There’s always more work to do though, says Becque, adding that it’s been crucial over the past three years to be pragmatic about what to focus on when. “Gender and BAME have been the focus. We’ve just added disability because we think we’re ready to expand,” says Becque. “Everything is important but if you’re going to do it you’ve got to do it well.”
She adds that disability in particular presents unique challenges for different individuals, meaning the area requires in-depth, dedicated focus. “One of the things we’ve been told previously is that someone’s manager will be brilliant but then they’ll leave,” she adds. “So it’s: how do you build some information about someone that transfers with them so they don’t have to re-educate a new manager?”
Tracking the data has been crucial, adds Becque. “We spent the first year when I joined talking about D&I and why this was important. Then when we looked at the metrics nothing had moved. So we felt happier about it and the opinion survey had moved, but actually we weren’t employing more senior women or BAME individuals.”
A pragmatic approach around what can be tackled when has also been key to the wider HR piece: “There was a lot I had to ignore for the first couple of years because we couldn’t get to it. We knew our external website wasn’t great but we hadn’t got an employee value proposition (EVP). How do you build a website without an EVP?”
Currently on the agenda is a big push on wellbeing, along with flexible working and more support for carers, including three extra paid days off if needed. The biggest current focus though is supporting the Society through an inevitable shift towards online banking. “There’s supporting people with the technical training aspect of that. But there’s also a piece around how we feel ‘change-ready’ culturally,” says Becque.

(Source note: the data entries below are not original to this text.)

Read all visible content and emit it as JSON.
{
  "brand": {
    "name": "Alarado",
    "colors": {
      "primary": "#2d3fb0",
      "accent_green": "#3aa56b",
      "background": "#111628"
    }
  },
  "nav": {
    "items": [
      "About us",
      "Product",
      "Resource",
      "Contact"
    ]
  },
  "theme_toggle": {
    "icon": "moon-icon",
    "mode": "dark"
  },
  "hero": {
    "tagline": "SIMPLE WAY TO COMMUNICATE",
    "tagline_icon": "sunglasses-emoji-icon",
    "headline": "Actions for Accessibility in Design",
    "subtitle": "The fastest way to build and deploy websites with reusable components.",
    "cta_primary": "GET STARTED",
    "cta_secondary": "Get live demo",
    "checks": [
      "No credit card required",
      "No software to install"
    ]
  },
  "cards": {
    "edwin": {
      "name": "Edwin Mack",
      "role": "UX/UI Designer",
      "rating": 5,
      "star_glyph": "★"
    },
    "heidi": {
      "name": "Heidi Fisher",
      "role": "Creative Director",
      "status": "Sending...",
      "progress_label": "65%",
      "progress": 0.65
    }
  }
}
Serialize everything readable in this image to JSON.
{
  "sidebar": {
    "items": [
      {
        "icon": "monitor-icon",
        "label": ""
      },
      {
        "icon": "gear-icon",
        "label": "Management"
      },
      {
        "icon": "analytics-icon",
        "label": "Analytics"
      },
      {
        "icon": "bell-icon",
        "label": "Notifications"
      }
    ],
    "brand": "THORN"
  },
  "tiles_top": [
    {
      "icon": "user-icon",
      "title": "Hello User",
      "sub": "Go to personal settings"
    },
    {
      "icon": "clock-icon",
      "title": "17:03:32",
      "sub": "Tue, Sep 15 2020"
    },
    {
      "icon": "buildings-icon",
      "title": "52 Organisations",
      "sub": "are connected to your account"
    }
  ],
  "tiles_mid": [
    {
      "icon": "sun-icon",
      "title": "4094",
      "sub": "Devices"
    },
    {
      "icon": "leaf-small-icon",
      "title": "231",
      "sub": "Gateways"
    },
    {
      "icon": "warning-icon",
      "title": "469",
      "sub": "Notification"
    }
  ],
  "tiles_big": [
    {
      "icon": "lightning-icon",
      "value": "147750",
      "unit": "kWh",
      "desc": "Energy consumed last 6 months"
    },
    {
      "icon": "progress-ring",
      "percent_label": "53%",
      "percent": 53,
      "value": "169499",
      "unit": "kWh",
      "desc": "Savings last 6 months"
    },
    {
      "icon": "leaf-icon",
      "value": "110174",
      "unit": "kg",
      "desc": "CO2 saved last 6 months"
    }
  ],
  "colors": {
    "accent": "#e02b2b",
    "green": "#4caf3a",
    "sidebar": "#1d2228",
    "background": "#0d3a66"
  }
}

“Because a big part of the Cov is around being quite humble and expecting people to judge us on what we do… So we need to help build confidence to be a bit bolder, and to say this is stuff we do all the time and we’ll manage it really well. We’ve spent a big chunk of time with our leaders looking at how they talk about this and asking: ‘when people look at you what sense do they get? Do they sense you’re overwhelmed?’”
At the heart of all of this change, however, remains a critical commitment to face-to-face customer service, reports Becque. The new branch design currently being rolled out focuses not on self-service but on customer interaction. “That is very contrary to the rest of the market. But the feeling is that if someone wants self-service they’ll go online. If they’ve gone to a branch it’s because they want a human being to help them with something.”
In line with this customer-first approach there are no financial targets linked to bonuses. “Savings balances have grown quicker without targets because it enables people to do the right thing,” says Becque. “There are loads of cases where someone will come in and the branch advisor says Halifax has a better account for them.”
Which is an approach that won’t be for everyone, particularly perhaps some senior leaders. “I’ve done a big chunk of board recruitment here and I’ve met some people who looked amazing on paper and had the right skillsets, but just didn’t have the right values,” reports Becque. “Because their focus was on maximising profit at all cost.”
Focusing beyond profit is only going to come even more into its own in future, feels Becque. Mutuals actually benefited from the banking crisis and will continue to benefit from increased desire among consumers and employees to work with organisations they trust, she says.
She adds that she might now find it difficult to go back to more conventional banking. “The organisation existing purely for good isn’t something I’ve had in any other business, and I’ve never missed it,” she says. “It wasn’t something I felt was lacking in my career. But having done it I think I’d really struggle to give that up.”